The less we know, I suggest, the larger the reserves we need. (It should be noted that our inability to know and to process what we know is smaller in some areas than in others, such as in dealing with infectious diseases versus mental illness.) We should expect unexpected difficulties to arise and retain uncommitted resources to deal with these difficulties. This holds for militaries as well as for people who start a new business and for most everyone else.

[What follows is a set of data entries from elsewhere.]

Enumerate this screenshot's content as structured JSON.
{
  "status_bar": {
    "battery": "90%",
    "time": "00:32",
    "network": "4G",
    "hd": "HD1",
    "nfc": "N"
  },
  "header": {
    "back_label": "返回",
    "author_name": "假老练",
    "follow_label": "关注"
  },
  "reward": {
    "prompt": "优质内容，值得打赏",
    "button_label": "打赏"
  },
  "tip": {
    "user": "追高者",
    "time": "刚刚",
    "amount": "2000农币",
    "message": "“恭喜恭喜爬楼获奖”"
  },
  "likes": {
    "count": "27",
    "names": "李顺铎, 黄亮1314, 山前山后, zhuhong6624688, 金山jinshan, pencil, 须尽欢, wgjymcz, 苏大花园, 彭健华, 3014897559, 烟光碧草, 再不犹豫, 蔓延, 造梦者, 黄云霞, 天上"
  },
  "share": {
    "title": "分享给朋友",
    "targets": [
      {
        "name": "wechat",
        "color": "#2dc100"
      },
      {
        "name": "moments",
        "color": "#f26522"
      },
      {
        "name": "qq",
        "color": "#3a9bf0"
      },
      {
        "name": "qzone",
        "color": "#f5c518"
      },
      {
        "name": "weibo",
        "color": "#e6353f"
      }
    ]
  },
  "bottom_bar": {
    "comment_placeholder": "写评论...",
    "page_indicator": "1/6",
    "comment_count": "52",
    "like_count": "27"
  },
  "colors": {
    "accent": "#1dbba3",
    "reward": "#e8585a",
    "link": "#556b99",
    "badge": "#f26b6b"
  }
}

The less we know, the more we should hedge. Studies of investment have long shown that people achieve better results if they do not try to determine which investment instrument will do better and invest in that instrument, but divide their investments among various instruments. As the U.S. Securities and Exchange Commission has noted in a “beginners’ guide” to investing: “Historically, the returns of the three major asset categories [stocks, bonds, and cash] [show that by] investing in more than one asset category, you’ll reduce the risk that you’ll lose money and your portfolio’s overall investment returns will have a smoother ride.” The less we know, the more we should not merely hedge, but hedge more widely; for instance, by not merely distributing our investments among different asset categories (with some financial advisers recommending investing in real estate as well as stocks and bonds) but also within each category (investing in at least a dozen stocks rather than just four or five). The same concept applies to decisions by military planners (who should not rely, for example, on one new type of fighter airplane) and to decisions by economic planners (who should not rely on choosing winners and losers, a process otherwise known as “industrial policy”).

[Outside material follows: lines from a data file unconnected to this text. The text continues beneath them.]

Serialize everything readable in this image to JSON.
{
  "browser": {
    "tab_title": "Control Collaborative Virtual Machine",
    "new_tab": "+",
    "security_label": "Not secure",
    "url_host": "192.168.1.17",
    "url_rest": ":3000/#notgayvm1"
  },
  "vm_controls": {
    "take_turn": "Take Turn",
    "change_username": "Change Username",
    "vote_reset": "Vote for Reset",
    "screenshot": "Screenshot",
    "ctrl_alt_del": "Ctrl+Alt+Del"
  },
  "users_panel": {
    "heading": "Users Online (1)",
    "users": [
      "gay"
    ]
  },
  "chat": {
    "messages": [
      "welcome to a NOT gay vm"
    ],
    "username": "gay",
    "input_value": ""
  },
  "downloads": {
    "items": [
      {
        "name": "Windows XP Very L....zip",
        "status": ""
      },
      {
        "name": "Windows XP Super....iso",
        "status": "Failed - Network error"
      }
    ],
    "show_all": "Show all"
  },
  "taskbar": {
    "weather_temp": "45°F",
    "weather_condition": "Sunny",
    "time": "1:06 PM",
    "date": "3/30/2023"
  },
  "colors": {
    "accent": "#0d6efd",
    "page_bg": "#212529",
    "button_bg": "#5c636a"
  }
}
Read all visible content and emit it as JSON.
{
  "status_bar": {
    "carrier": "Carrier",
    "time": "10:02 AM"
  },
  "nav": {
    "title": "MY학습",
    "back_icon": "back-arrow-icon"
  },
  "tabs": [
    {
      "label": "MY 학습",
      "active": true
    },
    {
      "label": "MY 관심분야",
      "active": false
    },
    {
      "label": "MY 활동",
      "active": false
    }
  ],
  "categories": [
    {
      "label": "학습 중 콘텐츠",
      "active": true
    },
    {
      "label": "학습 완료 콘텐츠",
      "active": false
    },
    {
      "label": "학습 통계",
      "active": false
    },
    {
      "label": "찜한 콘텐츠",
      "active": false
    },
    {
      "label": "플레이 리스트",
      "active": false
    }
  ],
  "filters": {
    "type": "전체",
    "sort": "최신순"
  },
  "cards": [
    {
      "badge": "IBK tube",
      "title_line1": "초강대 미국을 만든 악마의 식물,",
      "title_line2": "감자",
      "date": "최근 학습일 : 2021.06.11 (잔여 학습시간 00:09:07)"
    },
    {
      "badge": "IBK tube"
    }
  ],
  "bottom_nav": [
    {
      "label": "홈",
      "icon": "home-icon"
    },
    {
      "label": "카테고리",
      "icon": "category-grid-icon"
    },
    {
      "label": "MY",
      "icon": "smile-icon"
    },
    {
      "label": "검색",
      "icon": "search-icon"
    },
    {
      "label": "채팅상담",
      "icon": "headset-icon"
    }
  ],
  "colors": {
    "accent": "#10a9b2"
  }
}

An important element of the nonrational approach to policymaking is to acknowledge our limitations and not to overpromise results. In order to gain capital from venture funds or credits from banks, or appropriations from legislatures, those who seek support often portray their expected gains in the most optimistic way possible. If the preceding analysis is correct, such overselling leads to disappointments and resentments when the new program to improve, say, the reading or science scores of the nation’s high-school students does not pan out and we must redesign the program and seek more resources. All of the parties involved would be better off if all such new programs were framed from the start as experiments. It should be understood that their need to be adapted is not a sign of failure, but as the only way to make progress, such as it is, in the social world: slowly, one step back for every one or two steps forward, at greater costs and sacrifices than expected, with fewer results.

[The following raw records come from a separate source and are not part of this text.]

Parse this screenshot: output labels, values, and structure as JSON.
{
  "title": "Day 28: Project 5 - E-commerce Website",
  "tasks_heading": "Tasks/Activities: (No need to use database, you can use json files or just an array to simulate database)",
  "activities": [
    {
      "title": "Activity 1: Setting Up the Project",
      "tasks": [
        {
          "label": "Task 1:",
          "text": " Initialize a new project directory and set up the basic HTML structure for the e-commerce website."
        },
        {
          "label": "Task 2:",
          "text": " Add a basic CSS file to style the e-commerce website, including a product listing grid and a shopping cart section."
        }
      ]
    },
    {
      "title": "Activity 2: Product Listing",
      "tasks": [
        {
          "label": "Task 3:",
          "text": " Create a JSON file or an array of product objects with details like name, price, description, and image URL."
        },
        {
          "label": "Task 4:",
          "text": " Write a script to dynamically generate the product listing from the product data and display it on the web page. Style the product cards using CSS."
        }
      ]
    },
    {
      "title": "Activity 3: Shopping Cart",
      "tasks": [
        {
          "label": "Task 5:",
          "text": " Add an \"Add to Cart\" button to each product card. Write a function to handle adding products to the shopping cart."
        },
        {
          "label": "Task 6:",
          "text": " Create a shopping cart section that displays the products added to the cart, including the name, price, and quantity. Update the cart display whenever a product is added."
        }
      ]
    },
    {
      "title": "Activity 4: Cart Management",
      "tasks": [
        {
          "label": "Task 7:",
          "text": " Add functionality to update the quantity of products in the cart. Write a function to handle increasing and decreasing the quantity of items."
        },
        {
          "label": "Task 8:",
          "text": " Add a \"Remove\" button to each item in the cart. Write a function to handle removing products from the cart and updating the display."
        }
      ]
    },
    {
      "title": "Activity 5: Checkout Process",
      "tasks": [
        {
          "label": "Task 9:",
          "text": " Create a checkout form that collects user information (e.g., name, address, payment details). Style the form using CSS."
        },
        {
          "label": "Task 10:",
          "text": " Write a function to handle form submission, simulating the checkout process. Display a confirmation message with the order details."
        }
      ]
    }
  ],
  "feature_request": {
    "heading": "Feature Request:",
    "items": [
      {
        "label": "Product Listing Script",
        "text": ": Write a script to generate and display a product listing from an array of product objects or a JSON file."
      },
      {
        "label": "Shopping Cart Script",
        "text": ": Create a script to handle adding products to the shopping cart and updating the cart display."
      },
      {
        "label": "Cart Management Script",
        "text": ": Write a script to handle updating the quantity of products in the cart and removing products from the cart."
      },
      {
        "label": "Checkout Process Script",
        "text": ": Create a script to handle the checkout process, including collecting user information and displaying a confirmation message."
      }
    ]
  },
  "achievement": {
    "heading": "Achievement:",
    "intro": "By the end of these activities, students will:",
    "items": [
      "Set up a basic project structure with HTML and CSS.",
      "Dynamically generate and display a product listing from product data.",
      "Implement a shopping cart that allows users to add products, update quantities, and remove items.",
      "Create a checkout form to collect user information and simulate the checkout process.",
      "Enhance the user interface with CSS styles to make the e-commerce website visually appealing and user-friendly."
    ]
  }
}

All this looks grim only if one ignores the lessons of behavioral economics. If one truly takes them in, rather than assumes that we are born with wings ready to fly, we shall learn to do as well as human beings can in a world in which we must learn to crawl before we can run.